### Supplied data

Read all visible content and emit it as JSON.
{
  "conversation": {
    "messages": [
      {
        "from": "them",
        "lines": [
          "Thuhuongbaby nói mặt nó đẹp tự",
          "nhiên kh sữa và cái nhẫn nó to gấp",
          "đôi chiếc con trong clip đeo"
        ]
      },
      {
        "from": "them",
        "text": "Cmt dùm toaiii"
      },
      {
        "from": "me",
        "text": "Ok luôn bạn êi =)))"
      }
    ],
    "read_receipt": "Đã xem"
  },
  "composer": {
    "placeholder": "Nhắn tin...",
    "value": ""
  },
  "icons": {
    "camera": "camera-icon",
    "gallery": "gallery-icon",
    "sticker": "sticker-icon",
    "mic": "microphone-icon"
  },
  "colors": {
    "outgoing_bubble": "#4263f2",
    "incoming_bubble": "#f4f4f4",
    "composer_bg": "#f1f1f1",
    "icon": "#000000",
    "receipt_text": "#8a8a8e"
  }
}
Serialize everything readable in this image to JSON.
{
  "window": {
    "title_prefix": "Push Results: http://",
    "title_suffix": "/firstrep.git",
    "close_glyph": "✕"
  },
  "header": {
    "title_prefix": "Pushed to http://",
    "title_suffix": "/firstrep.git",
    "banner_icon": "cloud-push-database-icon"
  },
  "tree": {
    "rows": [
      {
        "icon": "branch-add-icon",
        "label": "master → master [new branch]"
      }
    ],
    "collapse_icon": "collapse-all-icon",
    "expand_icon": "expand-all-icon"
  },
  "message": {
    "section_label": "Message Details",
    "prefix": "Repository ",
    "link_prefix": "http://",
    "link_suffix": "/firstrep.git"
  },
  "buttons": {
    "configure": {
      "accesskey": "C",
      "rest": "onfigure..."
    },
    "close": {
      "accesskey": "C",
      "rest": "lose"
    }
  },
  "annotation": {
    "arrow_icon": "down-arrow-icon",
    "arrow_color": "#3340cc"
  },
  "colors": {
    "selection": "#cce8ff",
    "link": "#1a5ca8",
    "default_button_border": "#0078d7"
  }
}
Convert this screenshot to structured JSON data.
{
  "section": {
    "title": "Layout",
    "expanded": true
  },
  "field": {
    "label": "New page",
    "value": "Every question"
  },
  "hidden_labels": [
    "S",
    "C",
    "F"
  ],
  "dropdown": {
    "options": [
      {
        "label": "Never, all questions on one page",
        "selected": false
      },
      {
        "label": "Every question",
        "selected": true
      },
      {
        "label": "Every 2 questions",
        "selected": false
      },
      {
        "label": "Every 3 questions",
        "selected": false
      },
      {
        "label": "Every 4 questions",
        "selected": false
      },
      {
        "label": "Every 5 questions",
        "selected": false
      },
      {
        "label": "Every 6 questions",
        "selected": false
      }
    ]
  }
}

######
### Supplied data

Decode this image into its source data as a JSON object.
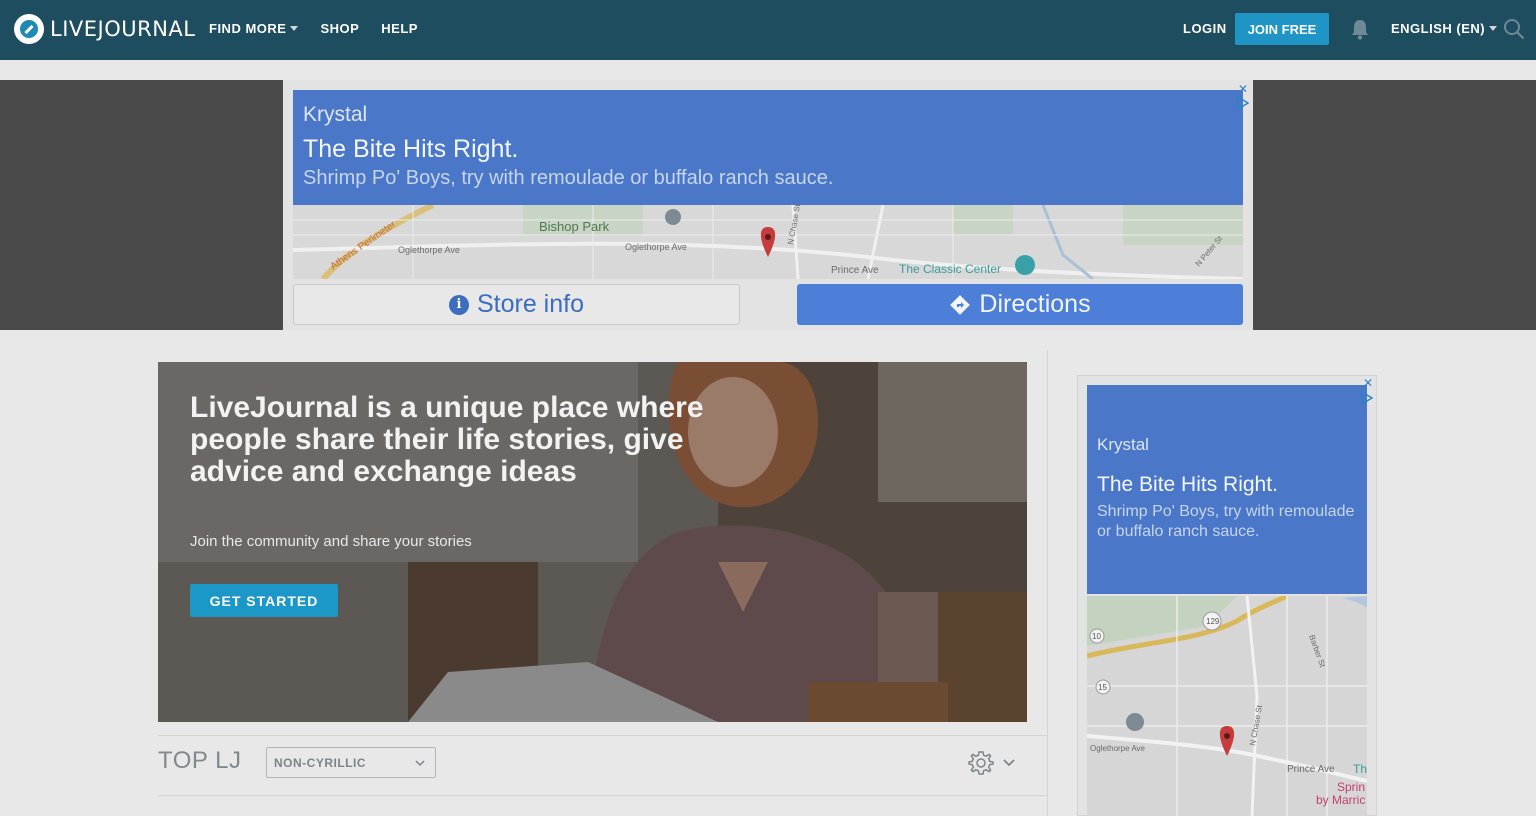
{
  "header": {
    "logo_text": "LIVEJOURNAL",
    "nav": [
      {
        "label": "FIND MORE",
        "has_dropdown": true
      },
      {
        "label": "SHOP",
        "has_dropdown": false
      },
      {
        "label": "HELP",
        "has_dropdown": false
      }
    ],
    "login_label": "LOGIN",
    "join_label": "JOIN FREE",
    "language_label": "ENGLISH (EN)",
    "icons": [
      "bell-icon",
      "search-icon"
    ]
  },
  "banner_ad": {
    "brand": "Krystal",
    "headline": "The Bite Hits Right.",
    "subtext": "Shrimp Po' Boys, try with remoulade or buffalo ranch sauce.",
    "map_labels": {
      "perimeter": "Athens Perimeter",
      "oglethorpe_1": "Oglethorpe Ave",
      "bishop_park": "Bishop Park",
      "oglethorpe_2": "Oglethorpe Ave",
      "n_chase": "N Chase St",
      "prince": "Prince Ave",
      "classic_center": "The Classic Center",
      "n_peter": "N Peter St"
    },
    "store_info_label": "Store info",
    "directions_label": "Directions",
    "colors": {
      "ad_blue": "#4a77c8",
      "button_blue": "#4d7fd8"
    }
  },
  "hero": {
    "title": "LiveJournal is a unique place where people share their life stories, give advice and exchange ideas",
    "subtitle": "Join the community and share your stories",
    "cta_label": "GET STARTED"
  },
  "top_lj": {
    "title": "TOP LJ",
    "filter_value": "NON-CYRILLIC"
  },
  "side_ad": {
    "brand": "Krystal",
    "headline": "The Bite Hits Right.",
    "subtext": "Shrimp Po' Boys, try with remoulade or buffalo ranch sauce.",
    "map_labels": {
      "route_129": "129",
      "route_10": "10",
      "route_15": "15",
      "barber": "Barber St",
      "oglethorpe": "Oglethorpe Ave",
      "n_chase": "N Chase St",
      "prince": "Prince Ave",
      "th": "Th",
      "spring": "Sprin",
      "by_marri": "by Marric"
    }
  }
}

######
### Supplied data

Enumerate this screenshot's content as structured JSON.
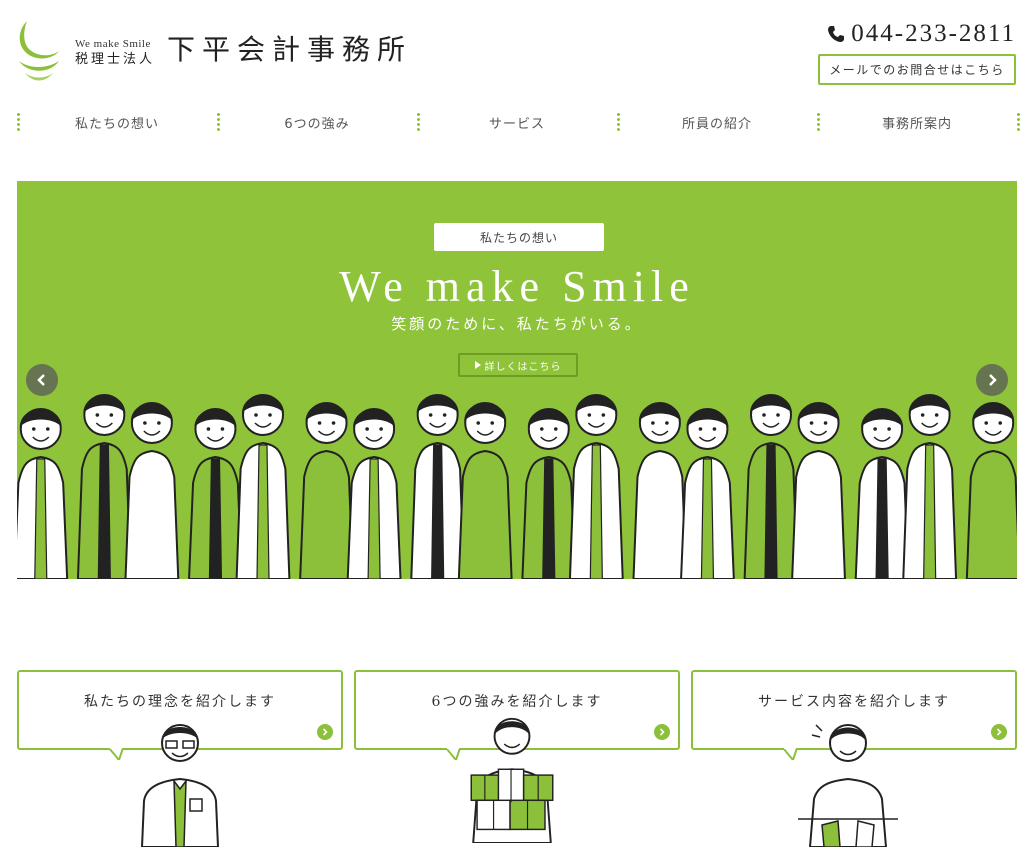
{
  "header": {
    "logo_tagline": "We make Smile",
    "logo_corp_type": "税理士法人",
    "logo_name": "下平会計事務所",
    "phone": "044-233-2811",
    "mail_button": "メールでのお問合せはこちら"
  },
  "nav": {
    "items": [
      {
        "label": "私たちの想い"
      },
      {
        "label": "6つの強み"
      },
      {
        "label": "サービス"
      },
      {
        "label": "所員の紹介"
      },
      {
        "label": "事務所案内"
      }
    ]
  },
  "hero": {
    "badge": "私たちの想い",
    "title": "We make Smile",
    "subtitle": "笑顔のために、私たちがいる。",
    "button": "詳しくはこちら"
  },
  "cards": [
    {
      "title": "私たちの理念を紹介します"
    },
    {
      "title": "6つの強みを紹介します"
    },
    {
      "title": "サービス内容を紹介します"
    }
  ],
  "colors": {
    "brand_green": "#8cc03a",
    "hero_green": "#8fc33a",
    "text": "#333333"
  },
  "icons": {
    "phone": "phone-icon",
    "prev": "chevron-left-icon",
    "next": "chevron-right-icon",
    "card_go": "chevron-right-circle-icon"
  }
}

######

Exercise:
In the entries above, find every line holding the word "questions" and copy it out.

Answer space:
        "label": "Never, all questions on one page",
        "label": "Every 2 questions",
        "label": "Every 3 questions",
        "label": "Every 4 questions",
        "label": "Every 5 questions",
        "label": "Every 6 questions",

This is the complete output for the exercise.